From the entries that follow, copy every line with the word "this".

### Provided material
□ □ □ □ □ □ □

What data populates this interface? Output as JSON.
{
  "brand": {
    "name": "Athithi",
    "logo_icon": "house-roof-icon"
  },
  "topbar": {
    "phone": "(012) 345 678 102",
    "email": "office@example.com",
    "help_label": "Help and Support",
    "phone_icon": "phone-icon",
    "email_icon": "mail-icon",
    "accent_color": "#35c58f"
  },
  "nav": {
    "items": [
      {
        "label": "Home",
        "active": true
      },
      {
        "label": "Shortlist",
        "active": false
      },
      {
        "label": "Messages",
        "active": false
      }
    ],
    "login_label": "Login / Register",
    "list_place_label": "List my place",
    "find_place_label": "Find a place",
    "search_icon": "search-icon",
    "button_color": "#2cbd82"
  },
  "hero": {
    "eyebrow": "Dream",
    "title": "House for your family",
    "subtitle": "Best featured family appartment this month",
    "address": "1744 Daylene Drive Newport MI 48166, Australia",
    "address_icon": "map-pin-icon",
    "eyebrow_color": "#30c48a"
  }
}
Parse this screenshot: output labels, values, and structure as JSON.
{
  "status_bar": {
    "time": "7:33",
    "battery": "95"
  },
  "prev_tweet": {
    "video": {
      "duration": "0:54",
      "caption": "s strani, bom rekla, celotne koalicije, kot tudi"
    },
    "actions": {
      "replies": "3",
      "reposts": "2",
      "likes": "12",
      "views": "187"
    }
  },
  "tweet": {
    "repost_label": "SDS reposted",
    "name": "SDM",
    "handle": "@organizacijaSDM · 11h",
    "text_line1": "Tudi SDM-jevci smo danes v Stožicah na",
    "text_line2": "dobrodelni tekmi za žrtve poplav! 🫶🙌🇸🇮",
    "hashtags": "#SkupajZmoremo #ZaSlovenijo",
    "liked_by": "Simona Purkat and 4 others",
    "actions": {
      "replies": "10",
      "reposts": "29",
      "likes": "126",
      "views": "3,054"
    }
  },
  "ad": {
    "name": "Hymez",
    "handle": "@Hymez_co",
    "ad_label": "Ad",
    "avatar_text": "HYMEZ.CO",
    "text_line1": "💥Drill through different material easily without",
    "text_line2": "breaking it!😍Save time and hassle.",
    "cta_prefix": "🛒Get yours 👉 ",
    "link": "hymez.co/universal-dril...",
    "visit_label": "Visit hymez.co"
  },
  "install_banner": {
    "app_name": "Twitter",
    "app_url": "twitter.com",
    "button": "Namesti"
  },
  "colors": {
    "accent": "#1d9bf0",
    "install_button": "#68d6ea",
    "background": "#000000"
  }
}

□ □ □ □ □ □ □

### Answer space
What data populates this interface? Output as JSON.
    "subtitle": "Best featured family appartment this month",
Parse this screenshot: output labels, values, and structure as JSON.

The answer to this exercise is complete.